§ **INSTRUCTIONS TO FOLLOW**
Set every line of the data down again exactly, and keep the pictures out.
──────── TASK MATERIAL ────────
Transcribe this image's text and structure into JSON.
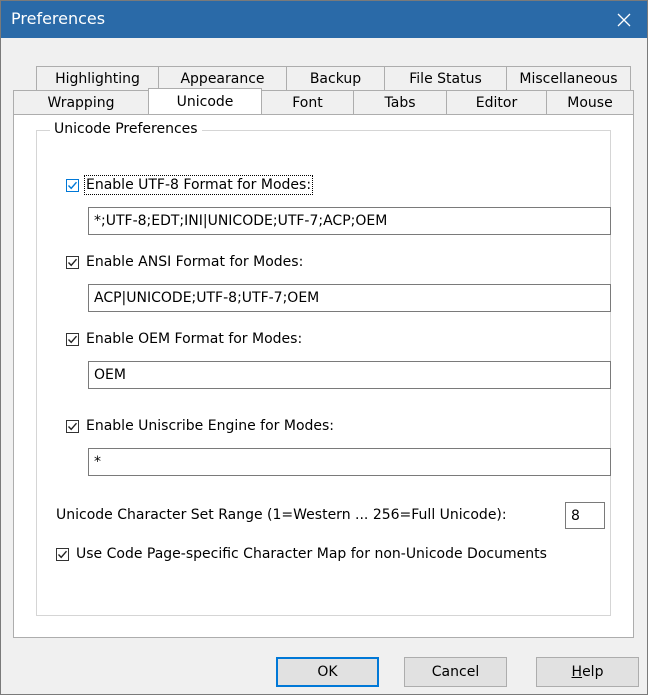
{
  "window": {
    "title": "Preferences"
  },
  "tabs": {
    "row1": [
      "Highlighting",
      "Appearance",
      "Backup",
      "File Status",
      "Miscellaneous"
    ],
    "row2": [
      "Wrapping",
      "Unicode",
      "Font",
      "Tabs",
      "Editor",
      "Mouse"
    ],
    "selected": "Unicode"
  },
  "unicode": {
    "group_title": "Unicode Preferences",
    "utf8": {
      "label": "Enable UTF-8 Format for Modes:",
      "checked": true,
      "value": "*;UTF-8;EDT;INI|UNICODE;UTF-7;ACP;OEM"
    },
    "ansi": {
      "label": "Enable ANSI Format for Modes:",
      "checked": true,
      "value": "ACP|UNICODE;UTF-8;UTF-7;OEM"
    },
    "oem": {
      "label": "Enable OEM Format for Modes:",
      "checked": true,
      "value": "OEM"
    },
    "uniscribe": {
      "label": "Enable Uniscribe Engine for Modes:",
      "checked": true,
      "value": "*"
    },
    "charset_range": {
      "label": "Unicode Character Set Range (1=Western ... 256=Full Unicode):",
      "value": "8"
    },
    "codepage_map": {
      "label": "Use Code Page-specific Character Map for non-Unicode Documents",
      "checked": true
    }
  },
  "buttons": {
    "ok": "OK",
    "cancel": "Cancel",
    "help_mnemonic": "H",
    "help_rest": "elp"
  },
  "colors": {
    "titlebar": "#2a6aa8",
    "accent": "#0078d7"
  },
  "icons": {
    "close": "close-icon",
    "check": "checkmark-icon"
  }
}
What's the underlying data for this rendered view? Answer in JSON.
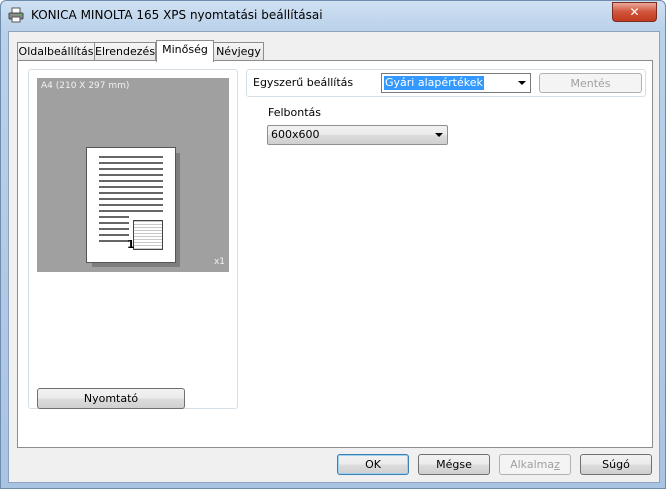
{
  "window": {
    "title": "KONICA MINOLTA 165 XPS nyomtatási beállításai",
    "close_glyph": "✕",
    "icon": "printer-icon"
  },
  "tabs": [
    {
      "label": "Oldalbeállítás",
      "active": false
    },
    {
      "label": "Elrendezés",
      "active": false
    },
    {
      "label": "Minőség",
      "active": true
    },
    {
      "label": "Névjegy",
      "active": false
    }
  ],
  "preview": {
    "paper_label": "A4 (210 X 297 mm)",
    "copies_label": "x1",
    "page_number": "1",
    "printer_button": "Nyomtató"
  },
  "quick_settings": {
    "label": "Egyszerű beállítás",
    "value": "Gyári alapértékek",
    "save_button": "Mentés"
  },
  "resolution": {
    "label": "Felbontás",
    "value": "600x600"
  },
  "footer": {
    "ok": "OK",
    "cancel": "Mégse",
    "apply_pre": "Alkalma",
    "apply_access": "z",
    "help": "Súgó"
  },
  "colors": {
    "accent_selection": "#3399ff",
    "preview_bg": "#a0a0a0"
  }
}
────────
§ **ANSWER SPACE**
Transcribe this image's text and structure into JSON.
{
  "window": {
    "title": "Preferences"
  },
  "tabs": {
    "row1": [
      "Highlighting",
      "Appearance",
      "Backup",
      "File Status",
      "Miscellaneous"
    ],
    "row2": [
      "Wrapping",
      "Unicode",
      "Font",
      "Tabs",
      "Editor",
      "Mouse"
    ],
    "selected": "Unicode"
  },
  "unicode": {
    "group_title": "Unicode Preferences",
    "utf8": {
      "label": "Enable UTF-8 Format for Modes:",
      "checked": true,
      "value": "*;UTF-8;EDT;INI|UNICODE;UTF-7;ACP;OEM"
    },
    "ansi": {
      "label": "Enable ANSI Format for Modes:",
      "checked": true,
      "value": "ACP|UNICODE;UTF-8;UTF-7;OEM"
    },
    "oem": {
      "label": "Enable OEM Format for Modes:",
      "checked": true,
      "value": "OEM"
    },
    "uniscribe": {
      "label": "Enable Uniscribe Engine for Modes:",
      "checked": true,
      "value": "*"
    },
    "charset_range": {
      "label": "Unicode Character Set Range (1=Western ... 256=Full Unicode):",
      "value": "8"
    },
    "codepage_map": {
      "label": "Use Code Page-specific Character Map for non-Unicode Documents",
      "checked": true
    }
  },
  "buttons": {
    "ok": "OK",
    "cancel": "Cancel",
    "help_mnemonic": "H",
    "help_rest": "elp"
  },
  "colors": {
    "titlebar": "#2a6aa8",
    "accent": "#0078d7"
  },
  "icons": {
    "close": "close-icon",
    "check": "checkmark-icon"
  }
}
What's the underlying data for this rendered view? Answer in JSON.
{
  "window": {
    "title": "KONICA MINOLTA 165 XPS nyomtatási beállításai",
    "close_glyph": "✕",
    "icon": "printer-icon"
  },
  "tabs": [
    {
      "label": "Oldalbeállítás",
      "active": false
    },
    {
      "label": "Elrendezés",
      "active": false
    },
    {
      "label": "Minőség",
      "active": true
    },
    {
      "label": "Névjegy",
      "active": false
    }
  ],
  "preview": {
    "paper_label": "A4 (210 X 297 mm)",
    "copies_label": "x1",
    "page_number": "1",
    "printer_button": "Nyomtató"
  },
  "quick_settings": {
    "label": "Egyszerű beállítás",
    "value": "Gyári alapértékek",
    "save_button": "Mentés"
  },
  "resolution": {
    "label": "Felbontás",
    "value": "600x600"
  },
  "footer": {
    "ok": "OK",
    "cancel": "Mégse",
    "apply_pre": "Alkalma",
    "apply_access": "z",
    "help": "Súgó"
  },
  "colors": {
    "accent_selection": "#3399ff",
    "preview_bg": "#a0a0a0"
  }
}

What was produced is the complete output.